Directions for this task ::
The data below is to be output in full, unchanged.

(Web page and app entries)
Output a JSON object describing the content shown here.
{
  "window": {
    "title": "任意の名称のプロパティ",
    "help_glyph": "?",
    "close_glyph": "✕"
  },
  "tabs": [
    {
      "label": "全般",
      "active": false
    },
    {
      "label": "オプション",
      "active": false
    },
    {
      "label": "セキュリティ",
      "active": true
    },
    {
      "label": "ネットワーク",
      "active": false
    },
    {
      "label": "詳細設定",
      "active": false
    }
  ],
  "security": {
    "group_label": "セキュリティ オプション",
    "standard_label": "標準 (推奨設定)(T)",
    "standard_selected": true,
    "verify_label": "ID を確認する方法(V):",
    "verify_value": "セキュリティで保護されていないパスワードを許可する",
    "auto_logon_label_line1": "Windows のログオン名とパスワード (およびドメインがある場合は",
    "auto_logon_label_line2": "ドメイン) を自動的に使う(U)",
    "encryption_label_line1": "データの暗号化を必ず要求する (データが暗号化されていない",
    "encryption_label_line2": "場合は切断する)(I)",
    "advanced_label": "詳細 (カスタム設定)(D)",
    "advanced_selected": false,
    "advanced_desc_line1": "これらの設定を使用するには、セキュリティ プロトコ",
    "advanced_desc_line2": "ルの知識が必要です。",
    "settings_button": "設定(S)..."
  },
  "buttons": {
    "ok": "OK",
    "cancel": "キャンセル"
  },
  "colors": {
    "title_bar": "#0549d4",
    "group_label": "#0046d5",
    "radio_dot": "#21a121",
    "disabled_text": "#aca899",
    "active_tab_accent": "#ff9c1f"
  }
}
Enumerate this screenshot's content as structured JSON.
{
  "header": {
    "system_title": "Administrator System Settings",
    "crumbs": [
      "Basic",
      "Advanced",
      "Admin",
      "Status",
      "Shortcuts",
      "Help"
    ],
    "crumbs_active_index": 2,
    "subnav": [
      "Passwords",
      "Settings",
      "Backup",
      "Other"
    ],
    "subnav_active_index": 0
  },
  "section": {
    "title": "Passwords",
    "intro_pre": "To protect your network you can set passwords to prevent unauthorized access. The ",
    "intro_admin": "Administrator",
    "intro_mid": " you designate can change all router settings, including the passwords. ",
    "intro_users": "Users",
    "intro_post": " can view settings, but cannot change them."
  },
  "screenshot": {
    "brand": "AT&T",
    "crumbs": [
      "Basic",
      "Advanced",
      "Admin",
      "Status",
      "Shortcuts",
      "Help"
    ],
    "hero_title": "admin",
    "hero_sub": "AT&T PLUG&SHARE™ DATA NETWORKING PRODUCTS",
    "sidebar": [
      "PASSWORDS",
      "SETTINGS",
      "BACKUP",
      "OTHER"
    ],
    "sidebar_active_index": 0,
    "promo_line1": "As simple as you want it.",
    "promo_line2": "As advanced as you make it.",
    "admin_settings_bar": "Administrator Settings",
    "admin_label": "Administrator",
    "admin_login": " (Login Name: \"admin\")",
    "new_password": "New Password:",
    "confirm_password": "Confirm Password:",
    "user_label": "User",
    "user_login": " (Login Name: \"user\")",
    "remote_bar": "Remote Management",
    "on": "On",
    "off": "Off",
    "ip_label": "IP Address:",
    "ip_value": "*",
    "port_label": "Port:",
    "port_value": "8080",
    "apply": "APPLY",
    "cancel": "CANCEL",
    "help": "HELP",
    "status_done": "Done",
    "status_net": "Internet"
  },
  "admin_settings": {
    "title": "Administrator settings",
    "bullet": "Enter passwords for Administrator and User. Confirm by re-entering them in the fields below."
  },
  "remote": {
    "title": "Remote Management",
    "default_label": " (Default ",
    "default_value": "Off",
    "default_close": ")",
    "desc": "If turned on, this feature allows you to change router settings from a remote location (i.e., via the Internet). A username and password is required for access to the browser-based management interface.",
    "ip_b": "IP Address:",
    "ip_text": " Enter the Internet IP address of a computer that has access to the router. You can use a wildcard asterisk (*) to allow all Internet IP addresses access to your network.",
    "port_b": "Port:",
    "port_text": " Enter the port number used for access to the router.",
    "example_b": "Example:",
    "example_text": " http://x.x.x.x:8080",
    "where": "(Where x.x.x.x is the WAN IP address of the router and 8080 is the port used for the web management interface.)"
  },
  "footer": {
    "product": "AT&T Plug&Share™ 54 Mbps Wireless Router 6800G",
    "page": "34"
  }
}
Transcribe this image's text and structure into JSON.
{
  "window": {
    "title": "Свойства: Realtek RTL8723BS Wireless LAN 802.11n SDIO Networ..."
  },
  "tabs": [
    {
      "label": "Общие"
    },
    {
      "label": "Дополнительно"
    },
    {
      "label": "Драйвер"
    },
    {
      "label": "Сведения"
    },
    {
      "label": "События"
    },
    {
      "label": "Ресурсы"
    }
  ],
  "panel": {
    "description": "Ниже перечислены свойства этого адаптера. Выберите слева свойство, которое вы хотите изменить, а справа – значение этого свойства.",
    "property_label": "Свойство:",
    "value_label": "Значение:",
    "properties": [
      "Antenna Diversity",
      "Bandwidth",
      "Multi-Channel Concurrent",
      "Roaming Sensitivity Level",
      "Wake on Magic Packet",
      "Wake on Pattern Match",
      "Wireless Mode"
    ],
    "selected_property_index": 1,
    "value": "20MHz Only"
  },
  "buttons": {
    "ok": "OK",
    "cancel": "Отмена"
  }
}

Answer section ::
Output a JSON object describing the content shown here.
{
  "window": {
    "title": "任意の名称のプロパティ",
    "help_glyph": "?",
    "close_glyph": "✕"
  },
  "tabs": [
    {
      "label": "全般",
      "active": false
    },
    {
      "label": "オプション",
      "active": false
    },
    {
      "label": "セキュリティ",
      "active": true
    },
    {
      "label": "ネットワーク",
      "active": false
    },
    {
      "label": "詳細設定",
      "active": false
    }
  ],
  "security": {
    "group_label": "セキュリティ オプション",
    "standard_label": "標準 (推奨設定)(T)",
    "standard_selected": true,
    "verify_label": "ID を確認する方法(V):",
    "verify_value": "セキュリティで保護されていないパスワードを許可する",
    "auto_logon_label_line1": "Windows のログオン名とパスワード (およびドメインがある場合は",
    "auto_logon_label_line2": "ドメイン) を自動的に使う(U)",
    "encryption_label_line1": "データの暗号化を必ず要求する (データが暗号化されていない",
    "encryption_label_line2": "場合は切断する)(I)",
    "advanced_label": "詳細 (カスタム設定)(D)",
    "advanced_selected": false,
    "advanced_desc_line1": "これらの設定を使用するには、セキュリティ プロトコ",
    "advanced_desc_line2": "ルの知識が必要です。",
    "settings_button": "設定(S)..."
  },
  "buttons": {
    "ok": "OK",
    "cancel": "キャンセル"
  },
  "colors": {
    "title_bar": "#0549d4",
    "group_label": "#0046d5",
    "radio_dot": "#21a121",
    "disabled_text": "#aca899",
    "active_tab_accent": "#ff9c1f"
  }
}
Enumerate this screenshot's content as structured JSON.
{
  "header": {
    "system_title": "Administrator System Settings",
    "crumbs": [
      "Basic",
      "Advanced",
      "Admin",
      "Status",
      "Shortcuts",
      "Help"
    ],
    "crumbs_active_index": 2,
    "subnav": [
      "Passwords",
      "Settings",
      "Backup",
      "Other"
    ],
    "subnav_active_index": 0
  },
  "section": {
    "title": "Passwords",
    "intro_pre": "To protect your network you can set passwords to prevent unauthorized access. The ",
    "intro_admin": "Administrator",
    "intro_mid": " you designate can change all router settings, including the passwords. ",
    "intro_users": "Users",
    "intro_post": " can view settings, but cannot change them."
  },
  "screenshot": {
    "brand": "AT&T",
    "crumbs": [
      "Basic",
      "Advanced",
      "Admin",
      "Status",
      "Shortcuts",
      "Help"
    ],
    "hero_title": "admin",
    "hero_sub": "AT&T PLUG&SHARE™ DATA NETWORKING PRODUCTS",
    "sidebar": [
      "PASSWORDS",
      "SETTINGS",
      "BACKUP",
      "OTHER"
    ],
    "sidebar_active_index": 0,
    "promo_line1": "As simple as you want it.",
    "promo_line2": "As advanced as you make it.",
    "admin_settings_bar": "Administrator Settings",
    "admin_label": "Administrator",
    "admin_login": " (Login Name: \"admin\")",
    "new_password": "New Password:",
    "confirm_password": "Confirm Password:",
    "user_label": "User",
    "user_login": " (Login Name: \"user\")",
    "remote_bar": "Remote Management",
    "on": "On",
    "off": "Off",
    "ip_label": "IP Address:",
    "ip_value": "*",
    "port_label": "Port:",
    "port_value": "8080",
    "apply": "APPLY",
    "cancel": "CANCEL",
    "help": "HELP",
    "status_done": "Done",
    "status_net": "Internet"
  },
  "admin_settings": {
    "title": "Administrator settings",
    "bullet": "Enter passwords for Administrator and User. Confirm by re-entering them in the fields below."
  },
  "remote": {
    "title": "Remote Management",
    "default_label": " (Default ",
    "default_value": "Off",
    "default_close": ")",
    "desc": "If turned on, this feature allows you to change router settings from a remote location (i.e., via the Internet). A username and password is required for access to the browser-based management interface.",
    "ip_b": "IP Address:",
    "ip_text": " Enter the Internet IP address of a computer that has access to the router. You can use a wildcard asterisk (*) to allow all Internet IP addresses access to your network.",
    "port_b": "Port:",
    "port_text": " Enter the port number used for access to the router.",
    "example_b": "Example:",
    "example_text": " http://x.x.x.x:8080",
    "where": "(Where x.x.x.x is the WAN IP address of the router and 8080 is the port used for the web management interface.)"
  },
  "footer": {
    "product": "AT&T Plug&Share™ 54 Mbps Wireless Router 6800G",
    "page": "34"
  }
}
Transcribe this image's text and structure into JSON.
{
  "window": {
    "title": "Свойства: Realtek RTL8723BS Wireless LAN 802.11n SDIO Networ..."
  },
  "tabs": [
    {
      "label": "Общие"
    },
    {
      "label": "Дополнительно"
    },
    {
      "label": "Драйвер"
    },
    {
      "label": "Сведения"
    },
    {
      "label": "События"
    },
    {
      "label": "Ресурсы"
    }
  ],
  "panel": {
    "description": "Ниже перечислены свойства этого адаптера. Выберите слева свойство, которое вы хотите изменить, а справа – значение этого свойства.",
    "property_label": "Свойство:",
    "value_label": "Значение:",
    "properties": [
      "Antenna Diversity",
      "Bandwidth",
      "Multi-Channel Concurrent",
      "Roaming Sensitivity Level",
      "Wake on Magic Packet",
      "Wake on Pattern Match",
      "Wireless Mode"
    ],
    "selected_property_index": 1,
    "value": "20MHz Only"
  },
  "buttons": {
    "ok": "OK",
    "cancel": "Отмена"
  }
}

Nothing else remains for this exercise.